◆ TASK OBJECTIVE ◆
Note the line where "Convert this screenshot" appears in the data below; write it out exactly, along with every line that comes after it to the end.

[Collected data entries]
Start of Block
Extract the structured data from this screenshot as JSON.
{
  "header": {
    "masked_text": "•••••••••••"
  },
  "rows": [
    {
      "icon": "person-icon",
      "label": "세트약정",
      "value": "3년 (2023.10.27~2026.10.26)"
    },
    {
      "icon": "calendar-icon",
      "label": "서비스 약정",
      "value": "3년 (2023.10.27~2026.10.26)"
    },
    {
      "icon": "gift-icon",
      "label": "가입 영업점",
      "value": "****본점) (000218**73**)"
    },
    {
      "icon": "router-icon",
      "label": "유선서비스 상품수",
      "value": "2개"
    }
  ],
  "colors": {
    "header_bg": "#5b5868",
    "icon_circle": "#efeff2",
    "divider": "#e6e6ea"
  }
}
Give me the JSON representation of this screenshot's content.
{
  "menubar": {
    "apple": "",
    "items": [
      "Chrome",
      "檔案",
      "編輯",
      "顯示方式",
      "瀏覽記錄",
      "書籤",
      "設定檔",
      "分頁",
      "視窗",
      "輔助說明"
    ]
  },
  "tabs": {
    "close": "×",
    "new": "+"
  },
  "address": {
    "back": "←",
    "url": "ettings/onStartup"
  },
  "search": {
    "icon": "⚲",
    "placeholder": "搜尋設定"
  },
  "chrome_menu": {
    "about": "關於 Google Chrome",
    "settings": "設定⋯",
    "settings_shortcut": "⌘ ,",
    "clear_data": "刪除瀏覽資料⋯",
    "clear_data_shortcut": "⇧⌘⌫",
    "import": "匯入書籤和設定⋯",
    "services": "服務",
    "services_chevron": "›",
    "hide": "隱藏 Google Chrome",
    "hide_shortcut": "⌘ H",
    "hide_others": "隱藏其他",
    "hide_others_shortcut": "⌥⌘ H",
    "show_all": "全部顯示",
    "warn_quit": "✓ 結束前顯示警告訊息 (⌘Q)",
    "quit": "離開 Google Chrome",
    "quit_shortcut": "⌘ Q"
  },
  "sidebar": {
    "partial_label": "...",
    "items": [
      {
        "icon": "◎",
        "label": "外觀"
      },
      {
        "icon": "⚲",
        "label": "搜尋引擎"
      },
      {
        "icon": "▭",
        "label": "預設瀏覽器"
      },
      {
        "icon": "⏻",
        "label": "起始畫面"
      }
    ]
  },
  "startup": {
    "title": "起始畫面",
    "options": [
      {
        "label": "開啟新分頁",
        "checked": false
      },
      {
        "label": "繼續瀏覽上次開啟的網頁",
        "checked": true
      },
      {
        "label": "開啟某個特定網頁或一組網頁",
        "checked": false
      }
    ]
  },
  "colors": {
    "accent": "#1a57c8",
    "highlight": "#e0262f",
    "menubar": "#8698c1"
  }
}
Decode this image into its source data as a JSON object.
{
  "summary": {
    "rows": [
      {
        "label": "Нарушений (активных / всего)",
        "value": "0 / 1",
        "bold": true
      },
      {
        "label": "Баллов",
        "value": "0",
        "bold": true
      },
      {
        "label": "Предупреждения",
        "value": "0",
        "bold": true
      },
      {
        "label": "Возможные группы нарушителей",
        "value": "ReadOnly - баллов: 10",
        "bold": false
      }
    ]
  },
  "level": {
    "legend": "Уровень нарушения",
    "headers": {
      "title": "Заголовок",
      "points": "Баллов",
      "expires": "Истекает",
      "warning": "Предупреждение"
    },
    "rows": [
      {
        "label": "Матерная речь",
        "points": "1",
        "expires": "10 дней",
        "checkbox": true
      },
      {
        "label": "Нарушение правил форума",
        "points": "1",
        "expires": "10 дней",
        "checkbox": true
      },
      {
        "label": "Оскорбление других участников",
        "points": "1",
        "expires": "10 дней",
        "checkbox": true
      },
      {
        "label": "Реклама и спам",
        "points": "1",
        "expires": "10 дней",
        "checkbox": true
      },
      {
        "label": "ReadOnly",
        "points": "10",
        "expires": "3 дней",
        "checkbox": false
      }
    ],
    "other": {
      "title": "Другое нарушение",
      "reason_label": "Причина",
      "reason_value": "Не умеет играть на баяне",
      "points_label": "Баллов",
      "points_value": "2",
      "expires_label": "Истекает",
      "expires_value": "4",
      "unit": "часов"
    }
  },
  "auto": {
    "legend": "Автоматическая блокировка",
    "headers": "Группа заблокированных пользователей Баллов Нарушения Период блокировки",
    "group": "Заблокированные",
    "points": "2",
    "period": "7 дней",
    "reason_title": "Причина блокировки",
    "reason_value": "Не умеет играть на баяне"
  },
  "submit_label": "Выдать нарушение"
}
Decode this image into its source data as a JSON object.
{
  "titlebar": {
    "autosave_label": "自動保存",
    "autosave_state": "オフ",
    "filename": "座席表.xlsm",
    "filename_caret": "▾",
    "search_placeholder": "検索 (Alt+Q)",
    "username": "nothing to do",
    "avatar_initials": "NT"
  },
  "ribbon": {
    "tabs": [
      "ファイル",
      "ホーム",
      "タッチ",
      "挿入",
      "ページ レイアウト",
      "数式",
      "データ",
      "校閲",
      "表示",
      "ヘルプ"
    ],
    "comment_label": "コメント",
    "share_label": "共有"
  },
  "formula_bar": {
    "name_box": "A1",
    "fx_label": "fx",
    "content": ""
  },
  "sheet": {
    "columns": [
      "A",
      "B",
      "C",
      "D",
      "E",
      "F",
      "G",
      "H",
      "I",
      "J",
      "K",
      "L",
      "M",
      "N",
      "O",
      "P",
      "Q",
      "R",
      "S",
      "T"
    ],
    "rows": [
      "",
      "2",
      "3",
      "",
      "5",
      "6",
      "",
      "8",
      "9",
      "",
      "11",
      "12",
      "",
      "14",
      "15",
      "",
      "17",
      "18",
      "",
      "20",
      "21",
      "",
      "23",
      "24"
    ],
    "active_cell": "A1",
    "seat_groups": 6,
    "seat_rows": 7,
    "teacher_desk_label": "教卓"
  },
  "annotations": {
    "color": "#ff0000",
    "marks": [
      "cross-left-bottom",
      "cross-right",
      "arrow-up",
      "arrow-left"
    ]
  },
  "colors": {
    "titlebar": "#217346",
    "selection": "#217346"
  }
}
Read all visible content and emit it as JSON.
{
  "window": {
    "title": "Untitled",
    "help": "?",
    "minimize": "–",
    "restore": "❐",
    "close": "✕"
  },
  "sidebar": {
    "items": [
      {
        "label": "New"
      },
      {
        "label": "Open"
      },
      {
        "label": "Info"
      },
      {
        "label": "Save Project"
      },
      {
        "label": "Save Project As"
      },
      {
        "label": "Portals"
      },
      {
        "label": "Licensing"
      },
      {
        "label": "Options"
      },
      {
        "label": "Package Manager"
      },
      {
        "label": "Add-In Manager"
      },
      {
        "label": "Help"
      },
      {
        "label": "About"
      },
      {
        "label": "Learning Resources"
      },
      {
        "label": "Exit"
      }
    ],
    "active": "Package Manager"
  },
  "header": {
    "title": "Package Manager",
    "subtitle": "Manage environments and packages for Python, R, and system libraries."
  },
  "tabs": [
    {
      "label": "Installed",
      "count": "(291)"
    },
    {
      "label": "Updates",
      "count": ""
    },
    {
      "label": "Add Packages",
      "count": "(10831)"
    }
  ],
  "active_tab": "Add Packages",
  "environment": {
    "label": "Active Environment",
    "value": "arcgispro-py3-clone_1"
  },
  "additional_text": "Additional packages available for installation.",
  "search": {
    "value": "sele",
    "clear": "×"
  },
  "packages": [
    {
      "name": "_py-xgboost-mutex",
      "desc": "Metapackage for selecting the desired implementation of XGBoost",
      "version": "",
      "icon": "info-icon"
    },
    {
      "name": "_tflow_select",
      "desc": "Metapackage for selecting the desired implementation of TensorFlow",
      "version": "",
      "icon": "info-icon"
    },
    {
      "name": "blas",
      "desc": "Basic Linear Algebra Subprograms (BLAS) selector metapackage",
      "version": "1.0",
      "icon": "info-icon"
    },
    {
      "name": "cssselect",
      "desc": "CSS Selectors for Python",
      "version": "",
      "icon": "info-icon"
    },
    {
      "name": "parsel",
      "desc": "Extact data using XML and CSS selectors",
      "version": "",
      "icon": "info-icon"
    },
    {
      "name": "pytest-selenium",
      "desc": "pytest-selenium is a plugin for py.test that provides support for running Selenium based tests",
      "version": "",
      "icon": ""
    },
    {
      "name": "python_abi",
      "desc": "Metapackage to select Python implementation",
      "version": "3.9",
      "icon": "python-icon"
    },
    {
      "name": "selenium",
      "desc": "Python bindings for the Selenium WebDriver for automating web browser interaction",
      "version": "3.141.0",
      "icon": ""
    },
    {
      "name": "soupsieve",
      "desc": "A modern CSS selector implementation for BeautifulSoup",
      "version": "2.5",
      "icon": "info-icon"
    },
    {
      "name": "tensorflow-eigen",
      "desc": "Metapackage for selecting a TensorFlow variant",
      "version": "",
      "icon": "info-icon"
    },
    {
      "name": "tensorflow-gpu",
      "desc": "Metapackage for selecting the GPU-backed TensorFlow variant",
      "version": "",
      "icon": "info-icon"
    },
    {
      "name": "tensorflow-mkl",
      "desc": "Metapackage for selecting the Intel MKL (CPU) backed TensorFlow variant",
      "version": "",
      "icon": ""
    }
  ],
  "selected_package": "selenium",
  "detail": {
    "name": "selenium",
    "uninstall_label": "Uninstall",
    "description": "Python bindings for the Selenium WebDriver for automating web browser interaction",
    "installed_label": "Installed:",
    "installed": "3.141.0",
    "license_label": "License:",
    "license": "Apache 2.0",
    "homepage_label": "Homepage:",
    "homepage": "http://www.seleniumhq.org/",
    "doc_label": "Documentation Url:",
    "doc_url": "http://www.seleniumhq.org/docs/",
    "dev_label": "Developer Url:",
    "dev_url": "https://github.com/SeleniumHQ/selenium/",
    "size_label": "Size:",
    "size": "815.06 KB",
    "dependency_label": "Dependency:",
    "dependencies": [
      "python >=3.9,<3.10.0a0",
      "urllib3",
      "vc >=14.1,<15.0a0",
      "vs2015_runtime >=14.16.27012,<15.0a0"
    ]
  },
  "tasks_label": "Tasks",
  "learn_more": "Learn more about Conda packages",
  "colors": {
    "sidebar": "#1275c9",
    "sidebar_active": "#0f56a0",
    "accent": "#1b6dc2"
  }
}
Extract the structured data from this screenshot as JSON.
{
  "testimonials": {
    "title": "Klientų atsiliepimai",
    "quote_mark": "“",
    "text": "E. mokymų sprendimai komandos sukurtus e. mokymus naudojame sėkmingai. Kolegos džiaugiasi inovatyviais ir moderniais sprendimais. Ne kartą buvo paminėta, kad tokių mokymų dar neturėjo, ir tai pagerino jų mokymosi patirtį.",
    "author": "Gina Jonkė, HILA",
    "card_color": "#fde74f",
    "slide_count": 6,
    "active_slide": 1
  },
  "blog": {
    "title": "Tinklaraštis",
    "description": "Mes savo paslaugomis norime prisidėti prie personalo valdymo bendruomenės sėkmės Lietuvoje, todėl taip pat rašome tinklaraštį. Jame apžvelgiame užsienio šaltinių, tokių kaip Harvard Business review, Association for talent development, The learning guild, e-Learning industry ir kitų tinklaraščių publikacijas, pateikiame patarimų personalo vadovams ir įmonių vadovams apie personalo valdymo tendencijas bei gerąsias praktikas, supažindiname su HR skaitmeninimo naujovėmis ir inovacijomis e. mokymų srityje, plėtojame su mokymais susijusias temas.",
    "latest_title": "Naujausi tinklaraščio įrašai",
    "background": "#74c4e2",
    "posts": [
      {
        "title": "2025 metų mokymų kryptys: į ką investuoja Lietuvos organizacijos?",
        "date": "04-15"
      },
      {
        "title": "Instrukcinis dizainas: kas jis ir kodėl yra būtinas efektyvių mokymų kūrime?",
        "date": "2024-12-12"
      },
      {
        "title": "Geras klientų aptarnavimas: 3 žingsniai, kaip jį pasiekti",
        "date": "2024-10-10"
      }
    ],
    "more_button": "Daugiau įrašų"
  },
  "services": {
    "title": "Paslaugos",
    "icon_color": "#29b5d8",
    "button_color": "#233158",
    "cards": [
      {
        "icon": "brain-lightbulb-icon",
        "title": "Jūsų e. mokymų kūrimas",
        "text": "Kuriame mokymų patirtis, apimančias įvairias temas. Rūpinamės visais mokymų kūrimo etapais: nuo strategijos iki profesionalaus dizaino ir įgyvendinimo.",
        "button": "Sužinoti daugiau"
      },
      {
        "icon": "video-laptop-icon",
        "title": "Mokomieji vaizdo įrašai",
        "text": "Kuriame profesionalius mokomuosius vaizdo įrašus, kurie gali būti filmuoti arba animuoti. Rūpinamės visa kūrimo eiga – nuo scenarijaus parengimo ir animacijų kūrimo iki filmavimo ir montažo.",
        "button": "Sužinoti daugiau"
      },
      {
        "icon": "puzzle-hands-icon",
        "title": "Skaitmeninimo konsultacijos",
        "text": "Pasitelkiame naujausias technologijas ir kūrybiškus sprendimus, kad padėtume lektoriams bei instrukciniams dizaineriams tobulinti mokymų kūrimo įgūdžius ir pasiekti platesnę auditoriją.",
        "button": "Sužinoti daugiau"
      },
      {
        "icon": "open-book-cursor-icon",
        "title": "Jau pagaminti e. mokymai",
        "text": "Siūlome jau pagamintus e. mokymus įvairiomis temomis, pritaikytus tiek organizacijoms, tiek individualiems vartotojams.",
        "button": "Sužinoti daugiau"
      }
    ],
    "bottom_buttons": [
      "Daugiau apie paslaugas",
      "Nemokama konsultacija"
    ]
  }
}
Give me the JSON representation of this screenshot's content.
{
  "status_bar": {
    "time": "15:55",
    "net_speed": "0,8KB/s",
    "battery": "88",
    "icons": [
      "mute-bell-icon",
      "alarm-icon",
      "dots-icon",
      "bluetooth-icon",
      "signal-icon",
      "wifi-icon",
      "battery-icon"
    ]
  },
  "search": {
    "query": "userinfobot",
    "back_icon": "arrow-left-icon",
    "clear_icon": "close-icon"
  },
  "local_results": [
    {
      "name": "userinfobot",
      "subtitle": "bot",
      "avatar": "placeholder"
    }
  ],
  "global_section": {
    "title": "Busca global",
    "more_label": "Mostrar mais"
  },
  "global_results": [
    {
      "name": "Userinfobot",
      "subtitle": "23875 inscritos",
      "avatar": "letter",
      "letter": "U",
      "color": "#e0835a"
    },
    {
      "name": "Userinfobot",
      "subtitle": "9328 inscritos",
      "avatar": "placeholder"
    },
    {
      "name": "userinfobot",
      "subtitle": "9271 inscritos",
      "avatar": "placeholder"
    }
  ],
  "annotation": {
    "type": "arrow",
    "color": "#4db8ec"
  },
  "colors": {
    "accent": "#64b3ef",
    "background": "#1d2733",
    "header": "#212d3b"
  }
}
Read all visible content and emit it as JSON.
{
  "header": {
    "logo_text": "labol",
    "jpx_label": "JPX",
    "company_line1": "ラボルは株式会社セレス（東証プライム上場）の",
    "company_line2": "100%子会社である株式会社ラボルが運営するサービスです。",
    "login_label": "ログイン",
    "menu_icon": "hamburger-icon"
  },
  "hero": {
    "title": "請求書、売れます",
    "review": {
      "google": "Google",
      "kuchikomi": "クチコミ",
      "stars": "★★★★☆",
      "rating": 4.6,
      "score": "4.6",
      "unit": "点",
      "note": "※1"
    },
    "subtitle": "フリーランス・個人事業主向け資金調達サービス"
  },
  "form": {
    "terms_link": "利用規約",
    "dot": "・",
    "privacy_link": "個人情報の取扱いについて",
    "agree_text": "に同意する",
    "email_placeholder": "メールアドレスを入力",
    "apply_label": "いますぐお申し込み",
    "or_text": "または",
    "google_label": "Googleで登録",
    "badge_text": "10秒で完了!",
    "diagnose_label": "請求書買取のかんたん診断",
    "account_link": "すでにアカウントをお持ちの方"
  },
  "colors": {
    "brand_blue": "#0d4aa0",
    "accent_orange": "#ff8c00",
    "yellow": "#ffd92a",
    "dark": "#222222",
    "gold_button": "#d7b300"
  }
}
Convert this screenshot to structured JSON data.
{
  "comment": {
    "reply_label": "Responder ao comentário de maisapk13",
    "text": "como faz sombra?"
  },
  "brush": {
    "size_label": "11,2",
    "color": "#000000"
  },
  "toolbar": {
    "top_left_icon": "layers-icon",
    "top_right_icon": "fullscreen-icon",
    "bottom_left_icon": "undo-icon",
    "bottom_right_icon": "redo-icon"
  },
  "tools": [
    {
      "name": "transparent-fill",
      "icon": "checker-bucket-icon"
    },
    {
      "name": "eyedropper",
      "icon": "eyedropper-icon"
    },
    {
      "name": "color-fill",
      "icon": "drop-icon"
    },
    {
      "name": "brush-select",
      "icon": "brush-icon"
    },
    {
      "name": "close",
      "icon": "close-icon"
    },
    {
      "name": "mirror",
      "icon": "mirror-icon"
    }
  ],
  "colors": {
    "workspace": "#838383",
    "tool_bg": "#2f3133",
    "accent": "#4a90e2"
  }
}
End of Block
◆ COMPLETED EXERCISE ◆
Convert this screenshot to structured JSON data.
{
  "comment": {
    "reply_label": "Responder ao comentário de maisapk13",
    "text": "como faz sombra?"
  },
  "brush": {
    "size_label": "11,2",
    "color": "#000000"
  },
  "toolbar": {
    "top_left_icon": "layers-icon",
    "top_right_icon": "fullscreen-icon",
    "bottom_left_icon": "undo-icon",
    "bottom_right_icon": "redo-icon"
  },
  "tools": [
    {
      "name": "transparent-fill",
      "icon": "checker-bucket-icon"
    },
    {
      "name": "eyedropper",
      "icon": "eyedropper-icon"
    },
    {
      "name": "color-fill",
      "icon": "drop-icon"
    },
    {
      "name": "brush-select",
      "icon": "brush-icon"
    },
    {
      "name": "close",
      "icon": "close-icon"
    },
    {
      "name": "mirror",
      "icon": "mirror-icon"
    }
  ],
  "colors": {
    "workspace": "#838383",
    "tool_bg": "#2f3133",
    "accent": "#4a90e2"
  }
}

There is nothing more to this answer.